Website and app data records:
*****

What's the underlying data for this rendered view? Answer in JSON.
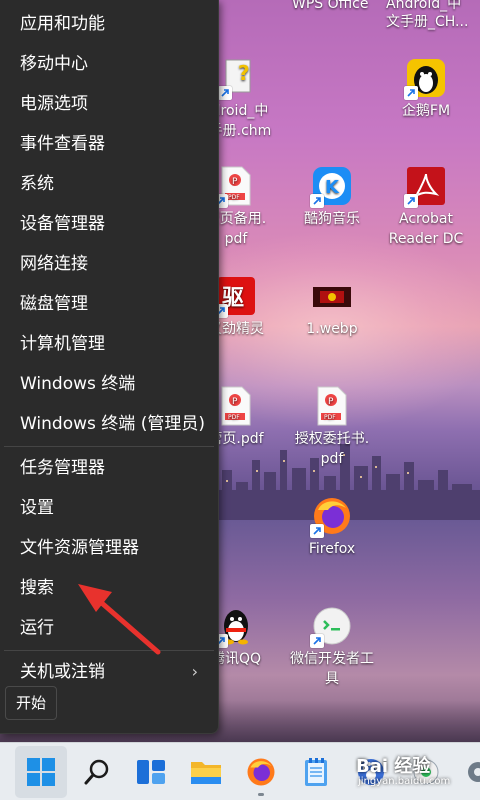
{
  "menu": {
    "items": [
      {
        "label": "应用和功能"
      },
      {
        "label": "移动中心"
      },
      {
        "label": "电源选项"
      },
      {
        "label": "事件查看器"
      },
      {
        "label": "系统"
      },
      {
        "label": "设备管理器"
      },
      {
        "label": "网络连接"
      },
      {
        "label": "磁盘管理"
      },
      {
        "label": "计算机管理"
      },
      {
        "label": "Windows 终端"
      },
      {
        "label": "Windows 终端 (管理员)"
      },
      {
        "label": "任务管理器"
      },
      {
        "label": "设置"
      },
      {
        "label": "文件资源管理器"
      },
      {
        "label": "搜索"
      },
      {
        "label": "运行"
      },
      {
        "label": "关机或注销"
      }
    ],
    "submenu_arrow": "›",
    "tooltip": "开始"
  },
  "desktop": {
    "top_labels": [
      "WPS Office",
      "Android_中",
      "文手册_CH..."
    ],
    "icons": [
      {
        "label": "droid_中\n手册.chm",
        "icon": "chm-help-icon"
      },
      {
        "label": "企鹅FM",
        "icon": "penguin-fm-icon"
      },
      {
        "label": "营页备用.\npdf",
        "icon": "pdf-file-icon"
      },
      {
        "label": "酷狗音乐",
        "icon": "kugou-music-icon"
      },
      {
        "label": "Acrobat\nReader DC",
        "icon": "acrobat-reader-icon"
      },
      {
        "label": "又劲精灵",
        "icon": "red-app-icon"
      },
      {
        "label": "1.webp",
        "icon": "image-file-icon"
      },
      {
        "label": "营页.pdf",
        "icon": "pdf-file-icon"
      },
      {
        "label": "授权委托书.\npdf",
        "icon": "pdf-file-icon"
      },
      {
        "label": "Firefox",
        "icon": "firefox-icon"
      },
      {
        "label": "腾讯QQ",
        "icon": "qq-icon"
      },
      {
        "label": "微信开发者工\n具",
        "icon": "wechat-devtools-icon"
      }
    ]
  },
  "taskbar": {
    "icons": [
      "windows-start-icon",
      "search-icon",
      "widgets-icon",
      "file-explorer-icon",
      "firefox-icon",
      "notepad-icon",
      "baidu-icon",
      "settings-icon"
    ]
  },
  "watermark": {
    "text": "Bai 经验",
    "url": "jingyan.baidu.com"
  },
  "colors": {
    "menu_bg": "#2b2b2b",
    "arrow": "#e8322d",
    "taskbar_bg": "#e8ecf0"
  }
}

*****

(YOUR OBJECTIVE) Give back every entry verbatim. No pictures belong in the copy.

(EXERCISE ANSWER)
What's the underlying data for this rendered view? Answer in JSON.
{
  "menu": {
    "items": [
      {
        "label": "应用和功能"
      },
      {
        "label": "移动中心"
      },
      {
        "label": "电源选项"
      },
      {
        "label": "事件查看器"
      },
      {
        "label": "系统"
      },
      {
        "label": "设备管理器"
      },
      {
        "label": "网络连接"
      },
      {
        "label": "磁盘管理"
      },
      {
        "label": "计算机管理"
      },
      {
        "label": "Windows 终端"
      },
      {
        "label": "Windows 终端 (管理员)"
      },
      {
        "label": "任务管理器"
      },
      {
        "label": "设置"
      },
      {
        "label": "文件资源管理器"
      },
      {
        "label": "搜索"
      },
      {
        "label": "运行"
      },
      {
        "label": "关机或注销"
      }
    ],
    "submenu_arrow": "›",
    "tooltip": "开始"
  },
  "desktop": {
    "top_labels": [
      "WPS Office",
      "Android_中",
      "文手册_CH..."
    ],
    "icons": [
      {
        "label": "droid_中\n手册.chm",
        "icon": "chm-help-icon"
      },
      {
        "label": "企鹅FM",
        "icon": "penguin-fm-icon"
      },
      {
        "label": "营页备用.\npdf",
        "icon": "pdf-file-icon"
      },
      {
        "label": "酷狗音乐",
        "icon": "kugou-music-icon"
      },
      {
        "label": "Acrobat\nReader DC",
        "icon": "acrobat-reader-icon"
      },
      {
        "label": "又劲精灵",
        "icon": "red-app-icon"
      },
      {
        "label": "1.webp",
        "icon": "image-file-icon"
      },
      {
        "label": "营页.pdf",
        "icon": "pdf-file-icon"
      },
      {
        "label": "授权委托书.\npdf",
        "icon": "pdf-file-icon"
      },
      {
        "label": "Firefox",
        "icon": "firefox-icon"
      },
      {
        "label": "腾讯QQ",
        "icon": "qq-icon"
      },
      {
        "label": "微信开发者工\n具",
        "icon": "wechat-devtools-icon"
      }
    ]
  },
  "taskbar": {
    "icons": [
      "windows-start-icon",
      "search-icon",
      "widgets-icon",
      "file-explorer-icon",
      "firefox-icon",
      "notepad-icon",
      "baidu-icon",
      "settings-icon"
    ]
  },
  "watermark": {
    "text": "Bai 经验",
    "url": "jingyan.baidu.com"
  },
  "colors": {
    "menu_bg": "#2b2b2b",
    "arrow": "#e8322d",
    "taskbar_bg": "#e8ecf0"
  }
}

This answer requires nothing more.